    • Carthage offers majors, minors and concentrations in more than 50 areas of study, from archaeology to athletic training, neuroscience to music theatre.

    • Our Summer Undergraduate Research Experience offers select students a research budget, one-on-one mentoring with a professor, and 10 weeks of analyzing, deciphering — and getting paid.

    • So the lake is kind of a focal point, but there’s a lot more to love about our campus — like the fact that our 80-acre campus is also an arboretum and wildlife sanctuary. Focused on keeping campus lush forever, we plant between 50 and 75 new trees every year from a variety of species.

    • Carthage was founded in 1847. That’s more than 170 years of leaders, makers, and go-getters going out and going forth. Read more about Carthage’s rich history.

    • More than 90 percent of our students receive financial aid, a hefty chunk of which is scholarships and grants — including $1.25 million annually from the Presidential Scholarship Competition and numerous Merit Scholarships. Learn what’s available.

    • Abraham Lincoln was an early Trustee of the College, and U.S. Secretary of State John Hay was a Carthage alum. The two still have a proud place on our campus. Spend some time with them in our Sesquicentennial Plaza. On warm days you’ll find professors leading their classes here.

    • Come to Carthage; hear yourself think — think … think …
      Legend has it that Sesquicentennial Plaza holds a perfect echo. Just stand with both your feet on the “1847,” face Straz, and start talking. “You’re the only one who can hear you, but you’ll be crystal clear,” promises English and theatre alumna Mikaley Osley.

    • Our Great Lake provides Carthage students with some amazing views. Think classes on the beach, lake views from the lab, and sunrises from your dorm room. “I love waking up in the morning with the sun shining off the lake. Nothing compares to the view in the morning,” says biology and neuroscience major Ann O’Leary.

    • Carthage awards up to 30 Presidential Scholarships each year, which range from 75% tuition up to full tuition, room, and board. Learn more.

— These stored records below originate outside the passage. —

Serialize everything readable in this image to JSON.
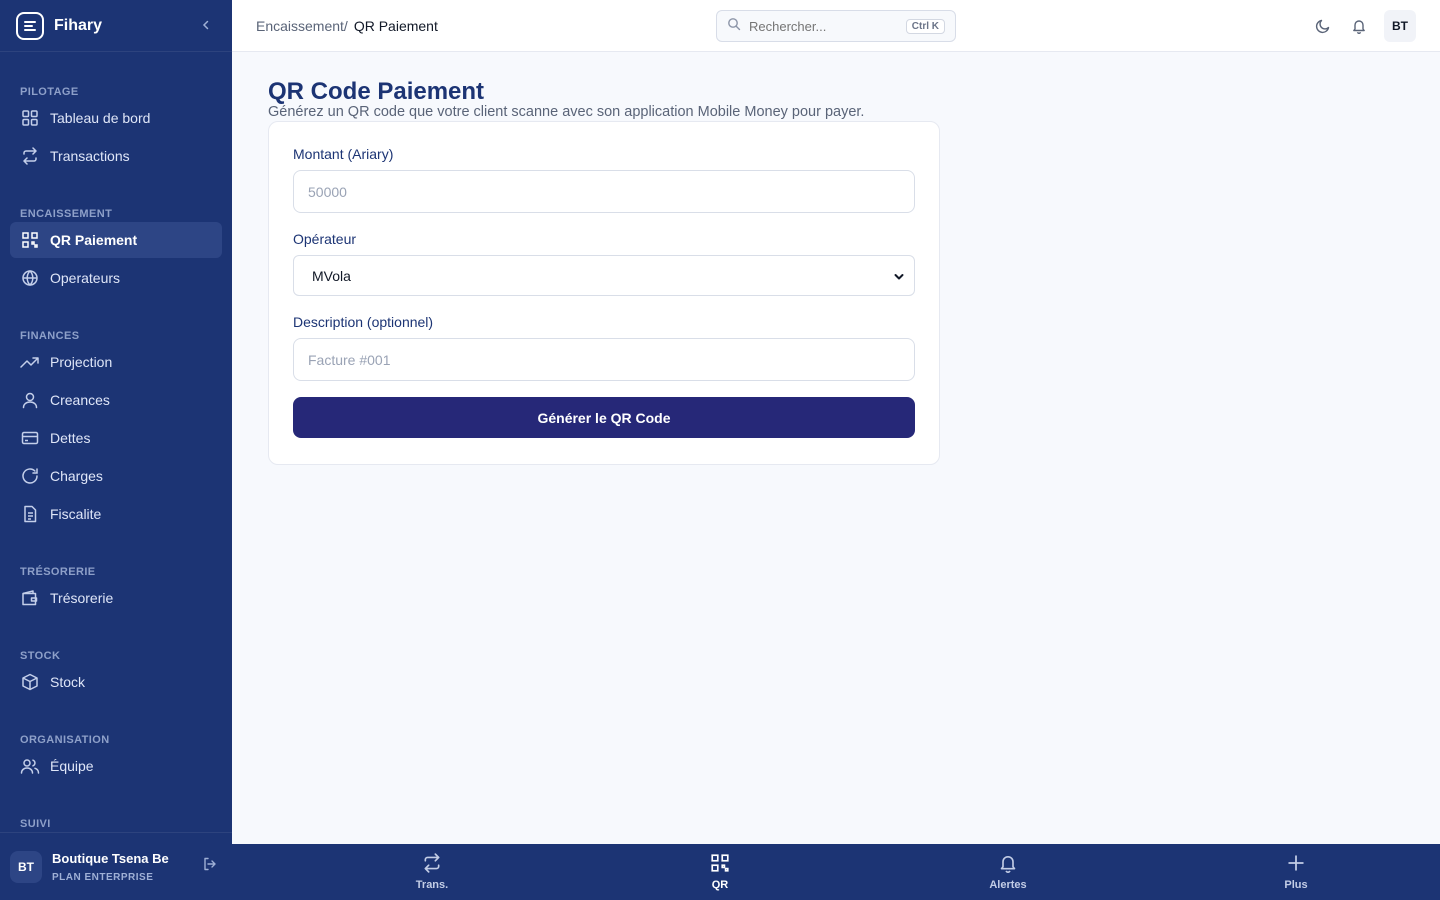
{
  "app": {
    "name": "Fihary"
  },
  "sidebar": {
    "sections": [
      {
        "title": "PILOTAGE",
        "items": [
          {
            "label": "Tableau de bord",
            "icon": "grid-icon"
          },
          {
            "label": "Transactions",
            "icon": "repeat-icon"
          }
        ]
      },
      {
        "title": "ENCAISSEMENT",
        "items": [
          {
            "label": "QR Paiement",
            "icon": "qr-icon",
            "active": true
          },
          {
            "label": "Operateurs",
            "icon": "globe-icon"
          }
        ]
      },
      {
        "title": "FINANCES",
        "items": [
          {
            "label": "Projection",
            "icon": "trending-up-icon"
          },
          {
            "label": "Creances",
            "icon": "user-icon"
          },
          {
            "label": "Dettes",
            "icon": "card-icon"
          },
          {
            "label": "Charges",
            "icon": "refresh-icon"
          },
          {
            "label": "Fiscalite",
            "icon": "file-icon"
          }
        ]
      },
      {
        "title": "TRÉSORERIE",
        "items": [
          {
            "label": "Trésorerie",
            "icon": "wallet-icon"
          }
        ]
      },
      {
        "title": "STOCK",
        "items": [
          {
            "label": "Stock",
            "icon": "box-icon"
          }
        ]
      },
      {
        "title": "ORGANISATION",
        "items": [
          {
            "label": "Équipe",
            "icon": "users-icon"
          }
        ]
      },
      {
        "title": "SUIVI",
        "items": []
      }
    ],
    "user": {
      "initials": "BT",
      "name": "Boutique Tsena Be",
      "plan": "PLAN ENTERPRISE"
    }
  },
  "topbar": {
    "breadcrumb_parent": "Encaissement/",
    "breadcrumb_current": "QR Paiement",
    "search_placeholder": "Rechercher...",
    "search_shortcut": "Ctrl K",
    "avatar_initials": "BT"
  },
  "page": {
    "title": "QR Code Paiement",
    "subtitle": "Générez un QR code que votre client scanne avec son application Mobile Money pour payer.",
    "form": {
      "amount_label": "Montant (Ariary)",
      "amount_placeholder": "50000",
      "operator_label": "Opérateur",
      "operator_value": "MVola",
      "description_label": "Description (optionnel)",
      "description_placeholder": "Facture #001",
      "submit_label": "Générer le QR Code"
    }
  },
  "bottom_nav": [
    {
      "label": "Trans.",
      "icon": "repeat-icon"
    },
    {
      "label": "QR",
      "icon": "qr-icon",
      "active": true
    },
    {
      "label": "Alertes",
      "icon": "bell-icon"
    },
    {
      "label": "Plus",
      "icon": "plus-icon"
    }
  ],
  "colors": {
    "sidebar_bg": "#1c3474",
    "primary_button": "#262878",
    "title": "#1c3474"
  }
}
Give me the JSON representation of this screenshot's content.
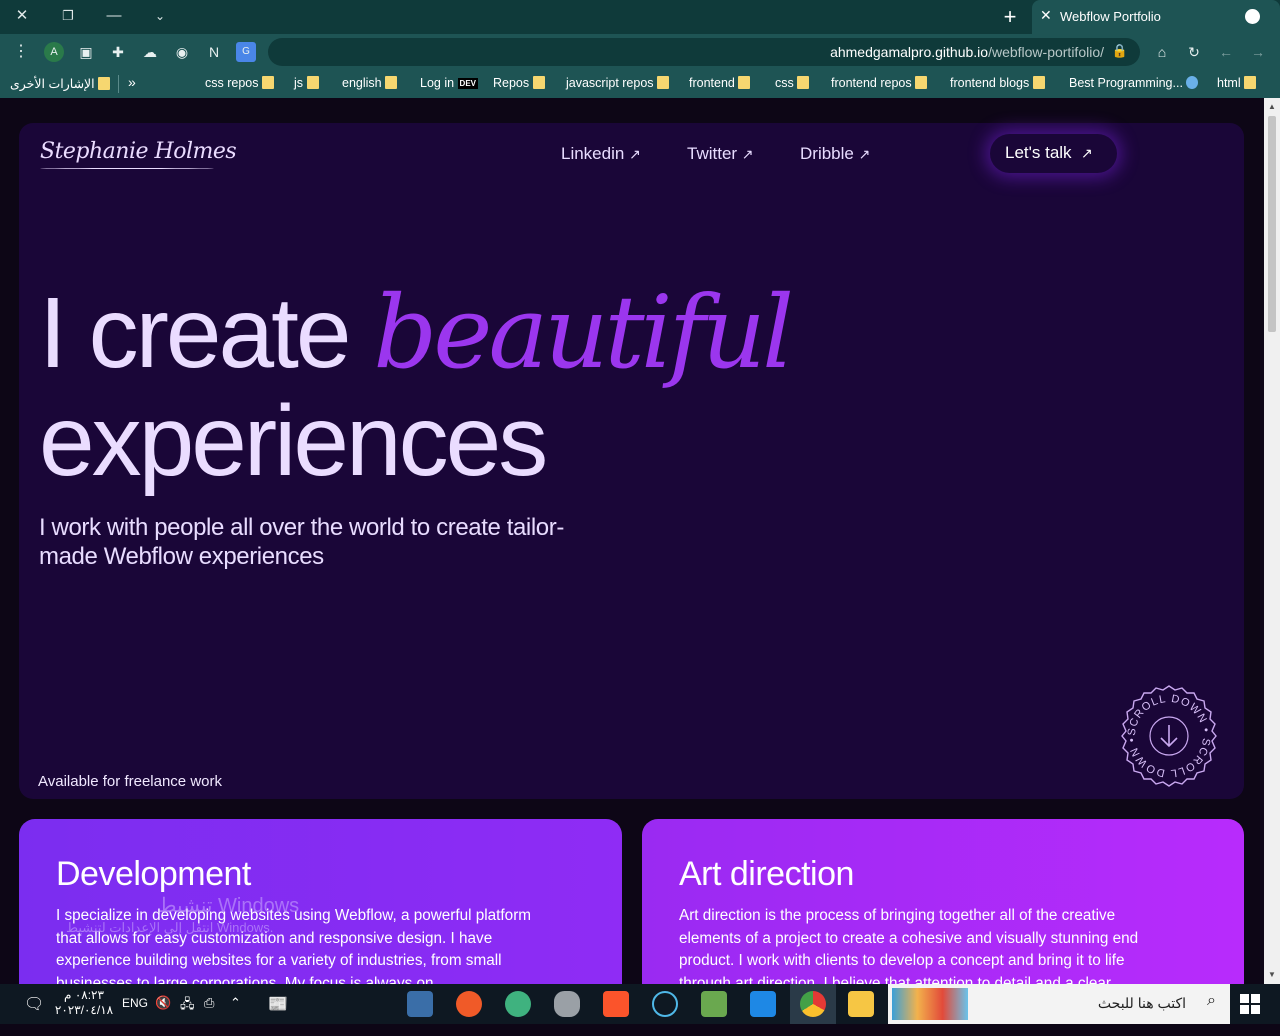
{
  "browser": {
    "tab_title": "Webflow Portfolio",
    "url_domain": "ahmedgamalpro.github.io",
    "url_path": "/webflow-portifolio/",
    "bookmarks": [
      "html",
      "Best Programming...",
      "frontend blogs",
      "frontend repos",
      "css",
      "frontend",
      "javascript repos",
      "Repos",
      "Log in",
      "english",
      "js",
      "css repos"
    ],
    "bookmarks_overflow": "»",
    "other_bookmarks": "الإشارات الأخرى",
    "dev_badge": "DEV"
  },
  "site": {
    "logo": "Stephanie Holmes",
    "nav": [
      {
        "label": "Linkedin"
      },
      {
        "label": "Twitter"
      },
      {
        "label": "Dribble"
      }
    ],
    "nav_arrow": "↗",
    "cta": "Let's talk",
    "heading_part1": "I create ",
    "heading_emphasis": "beautiful",
    "heading_part2": "experiences",
    "subtitle": "I work with people all over the world to create tailor-made Webflow experiences",
    "available": "Available for freelance work",
    "scroll_badge_text": "SCROLL DOWN • SCROLL DOWN •",
    "cards": [
      {
        "title": "Development",
        "body": "I specialize in developing websites using Webflow, a powerful platform that allows for easy customization and responsive design. I have experience building websites for a variety of industries, from small businesses to large corporations. My focus is always on"
      },
      {
        "title": "Art direction",
        "body": "Art direction is the process of bringing together all of the creative elements of a project to create a cohesive and visually stunning end product. I work with clients to develop a concept and bring it to life through art direction. I believe that attention to detail and a clear"
      }
    ]
  },
  "windows": {
    "watermark_title": "تنشيط Windows",
    "watermark_sub": "انتقل إلى الإعدادات لتنشيط Windows.",
    "time": "٠٨:٢٣ م",
    "date": "٢٠٢٣/٠٤/١٨",
    "lang": "ENG",
    "search_placeholder": "اكتب هنا للبحث"
  },
  "colors": {
    "hero_bg": "#1a0638",
    "accent": "#9b36ee",
    "text": "#eadcff"
  }
}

    • For a full decade, NASA has selected Carthage students to conduct research aboard its zero-gravity aircraft. Lately, the stakes have risen. A team of underclassmen is grinding to prepare a tiny but powerful Earth-imaging satellite for launch to the International Space Station. Learn more about the space sciences at Carthage

    • Carthage is the only college or university in the Midwest where every freshman takes a full-year sequence of foundational texts of the Western intellectual tradition. Learn about the Carthage core.

    • With a student-faculty ratio of 12:1, your professors will know who you are. They will also know who you want to be — and how to get you there. Meet our faculty.

    • There are more than 120 student organizations on campus, from Amnesty International to Chemistry Club, to Frisbee and Latin Belly Dancing. See how easy it is to get involved.

    • True story: There are more than 27 art galleries, a dozen museums, and nine theatres within 25 miles of Carthage. Some highlights: The nationally recognized Racine Art Museum, the world-renowned Art Institute of Chicago, and the Milwaukee Art Museum. Learn more about our location.

    • What’s better than one professor? Two professors. What’s better than two professors? Two professors from totally different fields teaching a single class. There’s debate. Discussion. Differing perspectives. This is where the magic happens. That’s why every student takes a Carthage Symposium.

    • Imagine presenting your original research at an international conference — as an undergraduate. Carthage is dedicated to undergraduate research. Learn more about current opportunities.

    • You can’t hide here — not with only 17 other students in the classroom with you. That’s going to be rough some mornings. But later, when you’re able to argue your point of view thoughtfully, express your opinions succinctly, and meet challenges head-on, without fear … Yep, you’ll thank us.

    • Carthage is ranked No. 5 in the country for student participation in short-term study abroad. Every J-Term, hundreds of students travel all over the world on faculty-led study tours. Imagine a month in Sweden, Rome, Cuba, Senegal, India, Japan …